When tapped, the neck and body produce B notes an octave apart, and when playing you can feel the vibrations through the body. It has a loud, full, bright and unusually muscular unplugged tone with ample sustain.
Thanks in part to a refret with jumbo wire, I can’t help wondering if this is what SRV’s favourite Strat may have looked and felt like when he found it hanging in Ray Hennig’s Heart Of Texas Music store in the mid-70s. This is a million miles away from the lithe and sculpted maple-neck Strats of the late 50s, and it’s the sort of guitar that needs to be shown who’s boss.
Whoever did the refret had the good judgement to leave the fingerboard well alone. Since it’s a veneer board, there’s not much wood to play with anyway, and although the playwear is extensive and plain to see, it doesn’t compromise playability one bit. However, the action is set pretty high and a basic setup followed by a period of regular playing would be needed to loosen this Strat up and get it back to its best.
That wouldn’t be a hardship, because the tone is pretty special. It’s almost as if the frequency response has been tweaked to extend both higher and lower than a regular Strat. The low strings sound huge through every pickup setting, but there’s no boom or muddiness. Instead, you get a remarkably solid punch with taut definition and twang.
The wide-open treble lends glassy clarity without shrillness. String-to-string definition really impresses, with individual notes clearly ringing through chords. Played clean, the SRV and Frusciante comparisons are unavoidable, and I really couldn’t resist breaking out the old TS-9 and Big Muff.
The near invisibility of the side dots is one of the downsides of playing vintage Fenders on dark stages
This Strat morphs from poppy, funky and percussive cleans to a full-throated and velvety roar with added gain. Through the TS-9, it does an odd thing whereby the sound gets brighter and sweeter when you turn down the volume. Then, when you turn up, the overdrive thickens and darkens into meaty and effortless sustain.
A rusty plate screw always seems to accompany heavy heel wear
It’s maybe not for fans of delicate and refined Strats, but if you like to dig in hard when soloing and attack the strings with gusto when playing rhythm, this Strat will not shy away. In fact, I found myself instinctively playing harder than normal – more like I’d approach an acoustic.
Perhaps you’re wondering if the tonal character comes from the high action, high-output pickups or a combination of both.
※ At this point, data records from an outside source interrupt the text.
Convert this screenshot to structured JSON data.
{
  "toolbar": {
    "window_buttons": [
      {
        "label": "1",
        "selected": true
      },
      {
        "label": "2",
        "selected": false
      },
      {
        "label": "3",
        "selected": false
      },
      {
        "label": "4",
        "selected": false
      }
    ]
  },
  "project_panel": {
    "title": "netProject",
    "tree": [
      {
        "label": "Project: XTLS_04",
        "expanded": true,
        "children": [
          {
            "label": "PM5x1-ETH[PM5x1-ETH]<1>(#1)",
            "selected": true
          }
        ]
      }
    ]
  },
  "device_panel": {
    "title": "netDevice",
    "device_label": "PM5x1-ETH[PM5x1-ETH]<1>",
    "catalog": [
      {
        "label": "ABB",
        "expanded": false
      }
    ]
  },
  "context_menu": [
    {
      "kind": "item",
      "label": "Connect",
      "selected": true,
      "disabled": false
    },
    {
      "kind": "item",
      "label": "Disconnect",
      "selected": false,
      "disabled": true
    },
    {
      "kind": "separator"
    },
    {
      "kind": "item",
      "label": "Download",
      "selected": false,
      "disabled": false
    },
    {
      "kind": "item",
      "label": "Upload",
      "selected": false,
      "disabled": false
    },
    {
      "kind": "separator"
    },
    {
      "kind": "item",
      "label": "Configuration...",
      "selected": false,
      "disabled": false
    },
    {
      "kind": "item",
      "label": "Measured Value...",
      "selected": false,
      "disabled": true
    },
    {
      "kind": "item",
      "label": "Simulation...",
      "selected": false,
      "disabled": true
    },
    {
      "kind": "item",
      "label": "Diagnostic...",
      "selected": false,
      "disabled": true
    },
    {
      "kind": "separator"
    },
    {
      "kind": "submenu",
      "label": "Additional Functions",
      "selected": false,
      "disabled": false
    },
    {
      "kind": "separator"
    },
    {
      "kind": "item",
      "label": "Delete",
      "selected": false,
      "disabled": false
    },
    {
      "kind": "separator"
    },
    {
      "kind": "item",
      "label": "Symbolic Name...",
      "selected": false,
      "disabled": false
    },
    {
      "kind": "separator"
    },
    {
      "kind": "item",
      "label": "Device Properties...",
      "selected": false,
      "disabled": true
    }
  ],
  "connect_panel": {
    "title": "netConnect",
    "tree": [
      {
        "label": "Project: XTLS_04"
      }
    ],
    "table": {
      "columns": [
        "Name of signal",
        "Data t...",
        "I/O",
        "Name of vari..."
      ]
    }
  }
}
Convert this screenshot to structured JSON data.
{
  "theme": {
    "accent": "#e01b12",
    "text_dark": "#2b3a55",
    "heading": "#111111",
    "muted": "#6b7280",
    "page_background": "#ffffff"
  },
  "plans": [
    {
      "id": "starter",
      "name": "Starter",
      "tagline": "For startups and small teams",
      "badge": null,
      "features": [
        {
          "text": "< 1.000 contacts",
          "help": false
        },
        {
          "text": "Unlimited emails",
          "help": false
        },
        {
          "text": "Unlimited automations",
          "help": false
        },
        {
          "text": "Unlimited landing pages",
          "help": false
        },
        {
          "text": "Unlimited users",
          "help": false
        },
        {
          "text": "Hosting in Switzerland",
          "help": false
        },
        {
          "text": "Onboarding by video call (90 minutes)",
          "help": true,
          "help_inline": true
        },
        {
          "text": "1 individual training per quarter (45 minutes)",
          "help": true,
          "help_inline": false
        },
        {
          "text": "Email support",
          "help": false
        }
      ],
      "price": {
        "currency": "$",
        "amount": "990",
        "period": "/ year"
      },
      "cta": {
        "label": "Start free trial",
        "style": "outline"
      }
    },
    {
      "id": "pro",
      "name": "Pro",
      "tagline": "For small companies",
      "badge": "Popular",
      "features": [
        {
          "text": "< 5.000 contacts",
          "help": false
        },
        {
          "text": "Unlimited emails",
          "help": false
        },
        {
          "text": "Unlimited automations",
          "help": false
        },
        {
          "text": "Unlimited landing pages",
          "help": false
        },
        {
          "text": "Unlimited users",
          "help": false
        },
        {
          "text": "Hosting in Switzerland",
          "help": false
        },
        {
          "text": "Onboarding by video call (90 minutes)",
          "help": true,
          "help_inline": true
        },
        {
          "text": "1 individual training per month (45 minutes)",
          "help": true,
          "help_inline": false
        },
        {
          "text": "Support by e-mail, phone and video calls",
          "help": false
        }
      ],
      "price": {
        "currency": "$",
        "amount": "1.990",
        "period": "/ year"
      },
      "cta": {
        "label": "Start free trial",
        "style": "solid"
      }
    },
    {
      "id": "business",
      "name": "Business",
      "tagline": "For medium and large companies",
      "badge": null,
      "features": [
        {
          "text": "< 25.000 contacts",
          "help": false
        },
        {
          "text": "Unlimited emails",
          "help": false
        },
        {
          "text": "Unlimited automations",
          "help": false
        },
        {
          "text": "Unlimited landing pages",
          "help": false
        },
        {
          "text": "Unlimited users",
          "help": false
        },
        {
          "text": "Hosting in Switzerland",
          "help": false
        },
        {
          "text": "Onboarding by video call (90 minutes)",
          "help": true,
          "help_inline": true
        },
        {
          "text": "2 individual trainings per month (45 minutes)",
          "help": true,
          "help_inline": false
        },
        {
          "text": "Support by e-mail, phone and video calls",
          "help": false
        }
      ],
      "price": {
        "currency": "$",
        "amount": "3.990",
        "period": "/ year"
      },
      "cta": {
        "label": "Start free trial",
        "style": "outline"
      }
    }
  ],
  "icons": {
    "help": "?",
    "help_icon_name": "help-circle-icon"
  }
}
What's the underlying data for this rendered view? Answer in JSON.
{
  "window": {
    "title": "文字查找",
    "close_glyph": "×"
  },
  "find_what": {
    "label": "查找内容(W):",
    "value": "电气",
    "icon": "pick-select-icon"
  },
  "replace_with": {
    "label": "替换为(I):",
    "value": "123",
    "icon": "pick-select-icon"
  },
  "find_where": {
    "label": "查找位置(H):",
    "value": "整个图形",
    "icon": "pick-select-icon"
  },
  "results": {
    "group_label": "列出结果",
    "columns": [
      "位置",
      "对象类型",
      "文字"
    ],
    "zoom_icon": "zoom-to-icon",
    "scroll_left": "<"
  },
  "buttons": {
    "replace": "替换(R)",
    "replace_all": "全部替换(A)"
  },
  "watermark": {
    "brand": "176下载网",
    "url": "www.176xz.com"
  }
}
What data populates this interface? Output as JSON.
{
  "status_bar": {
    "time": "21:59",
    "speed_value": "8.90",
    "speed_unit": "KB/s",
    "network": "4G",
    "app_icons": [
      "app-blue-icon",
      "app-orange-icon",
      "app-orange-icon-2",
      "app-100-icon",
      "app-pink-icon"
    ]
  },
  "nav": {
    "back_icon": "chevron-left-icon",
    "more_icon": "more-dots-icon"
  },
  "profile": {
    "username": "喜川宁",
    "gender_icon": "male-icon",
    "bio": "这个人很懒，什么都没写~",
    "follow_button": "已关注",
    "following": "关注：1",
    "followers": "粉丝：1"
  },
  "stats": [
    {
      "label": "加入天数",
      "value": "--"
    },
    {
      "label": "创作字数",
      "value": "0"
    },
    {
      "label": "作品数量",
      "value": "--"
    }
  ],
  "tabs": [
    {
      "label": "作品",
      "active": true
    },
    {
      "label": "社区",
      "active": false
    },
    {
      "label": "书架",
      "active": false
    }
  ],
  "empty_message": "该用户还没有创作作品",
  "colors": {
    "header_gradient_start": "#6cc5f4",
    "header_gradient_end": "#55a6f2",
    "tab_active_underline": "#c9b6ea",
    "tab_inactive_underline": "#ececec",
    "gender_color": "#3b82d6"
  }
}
The truth is none of the above because I lowered the action before sending it back and the pickups all read around 6k. Every so often, you find a Strat that has more grunt and power than usual, and this just happens to be one of them.
Key features 1964 Fender Stratocaster
• PRICE N/A
• DESCRIPTION Solidbody electric guitar, made in USA
• BUILD Solid alder body, bolt-on maple neck with Brazilian rosewood veneer fingerboard, clay dots and 21 jumbo frets
• HARDWARE Single-line Kluson tuners
• ELECTRICS</b. 3 original pickups, replaced volume pot, original tone controls and three-way pickup selector switch
• FINISH 3-tone sunburst body, mostly original neck finish with some overspray, pre-CBS decal
• SCALE LENGTH 650mm/25.5”
• NECK WIDTH 41.5mm at nut, 52mm at 12th fret
• NECK DEPTH 21mm at first fret, 24mm at 12th fret
• STRING SPACING 36mm at nut, 54.5mm at bridge
• WEIGHT 3.38kg/7.45lbs
• CONTACT Vintage Guitar Boutique on 0207 729 9186 or www.vintageguitarboutique.com